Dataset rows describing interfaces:

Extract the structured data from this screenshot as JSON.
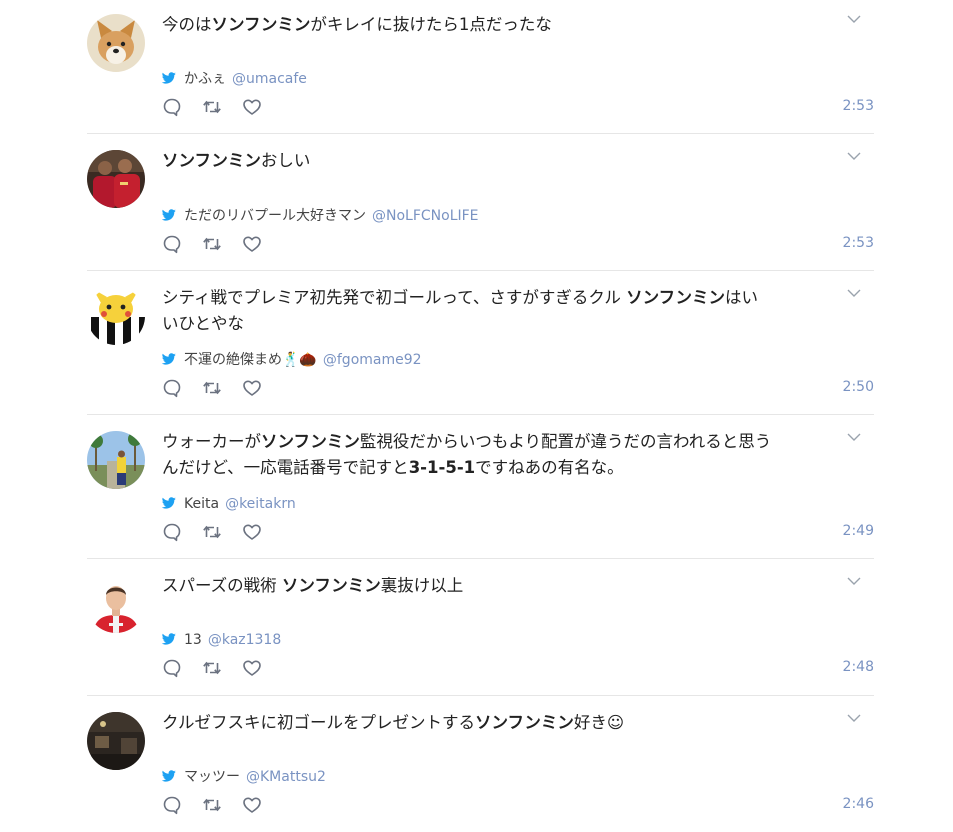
{
  "tweets": [
    {
      "text": [
        {
          "t": "今のは"
        },
        {
          "t": "ソンフンミン",
          "b": true
        },
        {
          "t": "がキレイに抜けたら1点だったな"
        }
      ],
      "name": "かふぇ",
      "handle": "@umacafe",
      "time": "2:53",
      "avatar": "avatar-corgi"
    },
    {
      "text": [
        {
          "t": "ソンフンミン",
          "b": true
        },
        {
          "t": "おしい"
        }
      ],
      "name": "ただのリバプール大好きマン",
      "handle": "@NoLFCNoLIFE",
      "time": "2:53",
      "avatar": "avatar-football-players"
    },
    {
      "text": [
        {
          "t": "シティ戦でプレミア初先発で初ゴールって、さすがすぎるクル "
        },
        {
          "t": "ソンフンミン",
          "b": true
        },
        {
          "t": "はい\nいひとやな"
        }
      ],
      "name": "不運の絶傑まめ🕺🌰",
      "handle": "@fgomame92",
      "time": "2:50",
      "avatar": "avatar-pikachu-juventus"
    },
    {
      "text": [
        {
          "t": "ウォーカーが"
        },
        {
          "t": "ソンフンミン",
          "b": true
        },
        {
          "t": "監視役だからいつもより配置が違うだの言われると思う\nんだけど、一応電話番号で記すと"
        },
        {
          "t": "3-1-5-1",
          "b": true
        },
        {
          "t": "ですねあの有名な。"
        }
      ],
      "name": "Keita",
      "handle": "@keitakrn",
      "time": "2:49",
      "avatar": "avatar-palm-street"
    },
    {
      "text": [
        {
          "t": "スパーズの戦術 "
        },
        {
          "t": "ソンフンミン",
          "b": true
        },
        {
          "t": "裏抜け以上"
        }
      ],
      "name": "13",
      "handle": "@kaz1318",
      "time": "2:48",
      "avatar": "avatar-arsenal-player"
    },
    {
      "text": [
        {
          "t": "クルゼフスキに初ゴールをプレゼントする"
        },
        {
          "t": "ソンフンミン",
          "b": true
        },
        {
          "t": "好き☺"
        }
      ],
      "name": "マッツー",
      "handle": "@KMattsu2",
      "time": "2:46",
      "avatar": "avatar-dark-room"
    }
  ],
  "icons": {
    "reply": "reply-icon",
    "retweet": "retweet-icon",
    "like": "heart-icon",
    "more": "chevron-down-icon",
    "source": "twitter-bird-icon"
  },
  "colors": {
    "link": "#7a93c2",
    "twitter": "#1da1f2",
    "icon": "#6b7280",
    "divider": "#e6e6e6"
  }
}
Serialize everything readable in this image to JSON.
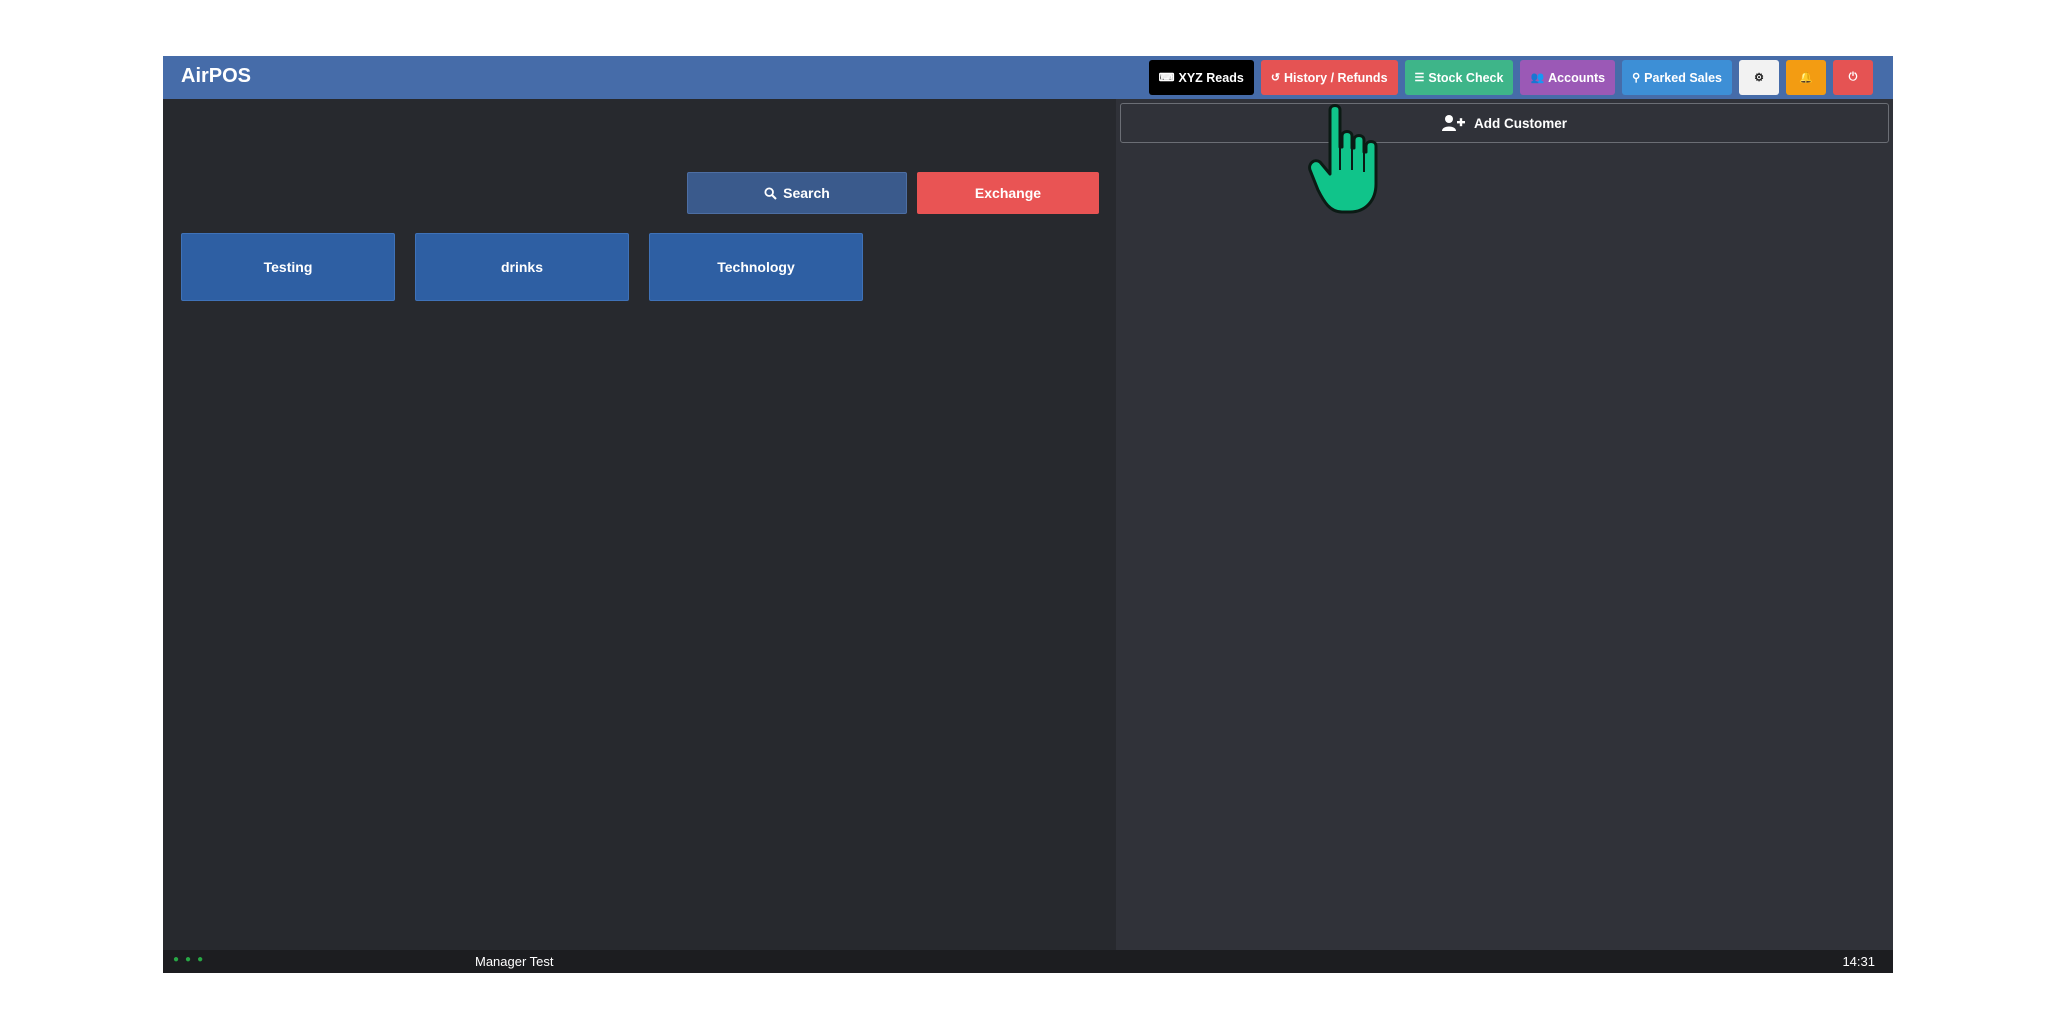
{
  "app": {
    "title": "AirPOS"
  },
  "nav": [
    {
      "label": "XYZ Reads",
      "icon": "keyboard-icon",
      "glyph": "⌨",
      "color": "#000000"
    },
    {
      "label": "History / Refunds",
      "icon": "history-icon",
      "glyph": "↺",
      "color": "#e55353"
    },
    {
      "label": "Stock Check",
      "icon": "list-icon",
      "glyph": "☰",
      "color": "#3eb589"
    },
    {
      "label": "Accounts",
      "icon": "users-icon",
      "glyph": "👥",
      "color": "#9b59b6"
    },
    {
      "label": "Parked Sales",
      "icon": "binoculars-icon",
      "glyph": "⚲",
      "color": "#3d8fd6"
    }
  ],
  "nav_icons": {
    "settings": {
      "icon": "gear-icon",
      "glyph": "⚙",
      "color": "#f2f2f2"
    },
    "alerts": {
      "icon": "bell-icon",
      "glyph": "🔔",
      "color": "#f39c12"
    },
    "power": {
      "icon": "power-icon",
      "glyph": "⏻",
      "color": "#e55353"
    }
  },
  "actions": {
    "search_label": "Search",
    "search_color": "#3a5a8c",
    "exchange_label": "Exchange",
    "exchange_color": "#e95454"
  },
  "categories": [
    "Testing",
    "drinks",
    "Technology"
  ],
  "customer": {
    "add_label": "Add Customer"
  },
  "status": {
    "operator": "Manager Test",
    "time": "14:31"
  }
}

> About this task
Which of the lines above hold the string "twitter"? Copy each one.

> Answer to the problem
    "source": "twitter-bird-icon"
    "twitter": "#1da1f2",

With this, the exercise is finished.